Liam Bartlett: We know the history. But how do we learn to live with it for the future?

Prime Minister: Well, this is what we are doing, Liam. This is exactly why the vaccination programme is incredibly important and that will give us more and more and more options going forward. But I'm not about to swing the doors open and open up to Australia to 4,000 cases a day. I mean, you know what that would do, it would shut the country down internally and it would ruin our economy. So we're not about to do that either. So we'll continue, I think, to get the balance right. 

Liam Bartlett: [inaudible]

Prime Minister: Well, Liam, if we had 4,000 cases a day, do you think there wouldn't be a border up in every single part of this country? 

Liam Bartlett: No doubt, but you’re talking hypotheticals, aren’t you?

Prime Minister: Well, you're raising hypotheticals with me, Liam. So, if we want to talk about hypotheticals. 

Liam Bartlett: You’ve just pulled 4,000 people out of the air.
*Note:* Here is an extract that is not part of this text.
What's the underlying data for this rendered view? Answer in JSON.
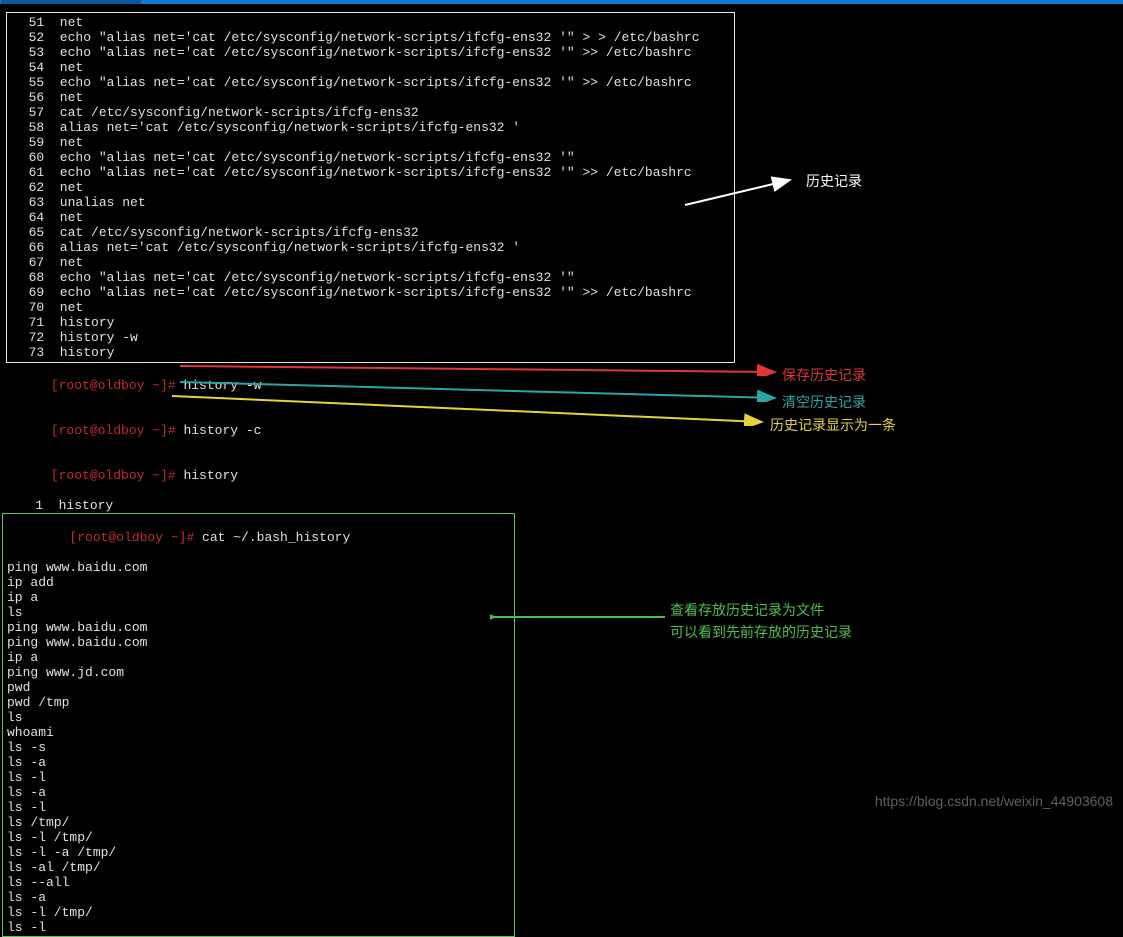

Prime Minister: No, I'll tell you what's real, I'll tell you what's real. Vaccination rates in the UK of over 70 per cent and over 4,000 cases a day. Vaccination rates where I'm going today in Singapore, which are over 40 per cent, and they are in lockdown. So what we've always learnt from this pandemic is there are no absolutes. The virus writes the rules. You get the balance right as best as you possibly can. The Australian way has been the most successful in the world, along with a handful of other countries, like New Zealand, where I was just a week or so ago, following a very similar path. And that means that we've got more people in work, our economy's bigger. We haven't had the carnage of the hundreds of thousands of deaths we've seen all around the world, more, millions of deaths. Here in this country, we've fared extremely well. And we want to maintain that. 

Liam Bartlett: Prime Minister, I know you’re a busy man. You’ve got to get on a plane, we really appreciate your time. But just before you go, on one other subject, and we spoke about this a lot on the program yesterday, talking about opening countries up, this is only for a small amount of people. But the Afghan interpreters left behind in that country, when are we all going to give all of them a visa and get them out?

Prime Minister: Well, we're working on that right now, and I can't go into too much detail because I don't want to put anyone who is the subject of what we're doing there in any position of risk or danger. This is not the first time we've done that. When I was Immigration Minister, we were involved in a very similar role with interpreters and others who were assisting us many years ago. And so this is a programme we know well, we've done it before and we will work through this steadily. And our form and our record is being able to use our special humanitarian visa processes to do the right thing. 

Liam Bartlett: You’d agree, wouldn’t you, that if they were good enough to work aside Aussie Diggers in battle, they’re automatically good enough to live here, aren’t they?

Prime Minister: Well, what I just said was we've been faced with this exact same situation before and we've answered that question positively. That's our form, that's our record. That's what we've done. And we will act consistently with what we've done in the past. In fact, what I personally did on a very similar set of cases many years ago, we know what we need to do here and we're getting it done. 

Liam Bartlett: And time is of the essence, isn’t it?

Prime Minister: Always is.

Liam Bartlett: Prime Minister, thank you very much for your time this morning.

Prime Minister: Thanks a lot, Liam. All the best.